special maneuvers. The tail and other body parts counterbalance
every wing motion to keep the body perfectly
stable while hovering. Meanwhile,
firing electrical signals regulate the
fastest beating heart on the planet.
The eyes must constantly process a
visual field that changes dramatically
in three dimensions. And on it goes.

Intense research, published this
year, has looked into the hummingbird
brain to see how all this is possible.
Specifically, researchers have looked
at the region known as the lentiformis
or LM for short. This is
the part of the brain designed to detect
the hummingbird’s motion relative to
its surroundings.

Green-Crowned Brilliant

The green-crowned
brilliant resides
in the highlands
from Costa Rica to
western Ecuador.
Unlike many other
hummingbirds, this
gem almost always
perches to feed.

Most birds and mammals primarily
detect their motion visually in one
preferred direction, from back to front
(the direction they usually move). But
the hummer’s LM is bigger than other
birds’, and it can perceive its own
motion precisely and equally well in all
directions, especially at high speeds.

The research suggests that hummers
can even correct for very slight
drift when hovering. In fact, the scientists’
overall conclusion is that their
brain is designed for flight!

Engineers can only marvel at such
complex systems within systems
within systems that make hummingbird
acrobatics possible (from the programming
of the cell chemistry that
builds and runs cells, to the tissues and
organs and organ systems that “talk” to
each other and coordinate flight). For
believers in Jesus the Christ, this conclusion
is consistent with the scripture
where God said at Creation, “Let birds
fly above the earth across the expanse
of the heavens
” (Genesis 1:20). Such
integrated technologies wondrously
declare the glory of the Creator.

Overcoming Challenges of a Fallen World

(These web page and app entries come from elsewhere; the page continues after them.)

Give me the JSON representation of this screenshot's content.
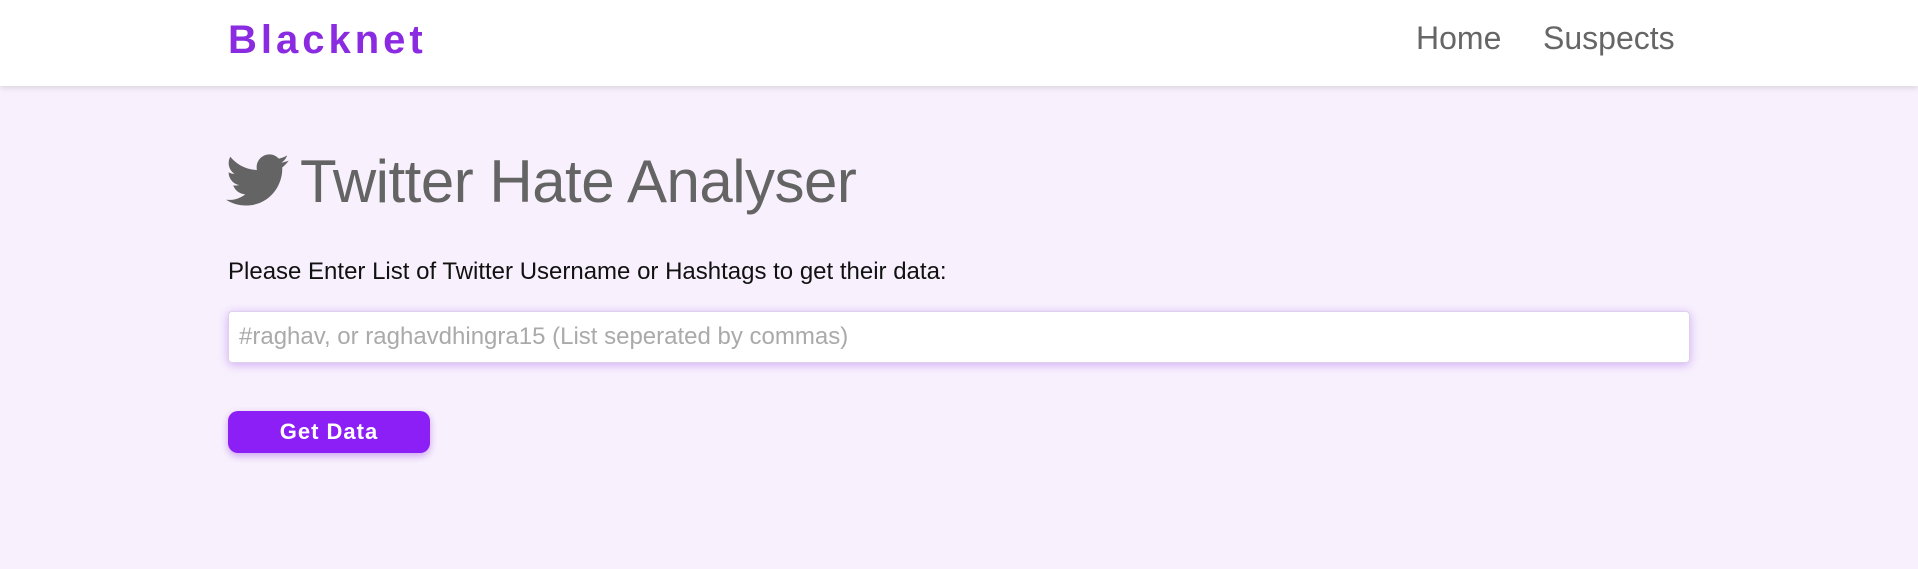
{
  "navbar": {
    "brand": "Blacknet",
    "links": [
      {
        "label": "Home"
      },
      {
        "label": "Suspects"
      }
    ]
  },
  "main": {
    "title_icon": "twitter-bird-icon",
    "title": "Twitter Hate Analyser",
    "prompt": "Please Enter List of Twitter Username or Hashtags to get their data:",
    "input": {
      "value": "",
      "placeholder": "#raghav, or raghavdhingra15 (List seperated by commas)"
    },
    "button_label": "Get Data"
  },
  "colors": {
    "accent": "#8a2be2",
    "button": "#8b1ff5",
    "background": "#f8f1fd",
    "title_text": "#646464"
  }
}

When God created birds, suffering and death were not a part of this
world. Now every creature, including hummingbirds, must survive the
ravages of an environment that’s off kilter. Yet God made sure hummers
were ready for the challenge. Their speed and agility make them fearless,
even against large predators. They are notoriously aggressive, chasing
away hawks and other threats without hesitation because they know
they can outmaneuver them!

God has endowed them with other onboard equipment necessary to meet
the challenges that the natural world can throw at them. One of the most
significant dangers is cold weather at night.

Many hummers live in places where temperatures drop below freezing
at night. Many also live at high elevations, such as the Andes Mountains,
where limited oxygen puts an added strain on their high-energy system.
Without a constant input of fresh fuel, they would burn all their reserves
and perish within an hour or two.

But our God has designed them to lower their body temperature and
decrease fuel consumption by 95% at night. This is known as a torpor,
sort of like a short-term hibernation.

The hummingbird is a visual reminder that God gives life and cares for his
creatures, in spite of sin and its effects. His creation is meant to redirect
our gaze back on him (Romans 1:20). The hummingbird reminds us of his
infinite intelligence, his engineering creativity, his all-surpassing beauty,
and most importantly his loving provision.

May the complexity and the mystery of the hummingbird be a reminder to
all that God exists, that he wishes to be known, and that he offers eternal
life to everyone who calls upon the name of his Son, Jesus Christ.

Jesus himself reminds us, “I tell you, do not be anxious about your life,
what you will eat or what you will drink, . . . Look at the birds of the air: they
neither sow nor reap nor gather into barns, and yet your heavenly Father
feeds them. Are you not of more value than they?
” (Matthew 6:25–26).

Tom Hennigan is associate professor of biology at Truett-McConnell University, where he teaches organism biology
and ecology. He is coauthor of the newest edition of the
Wonders of Creation series, The Ecology Book.

This post was originally published on this site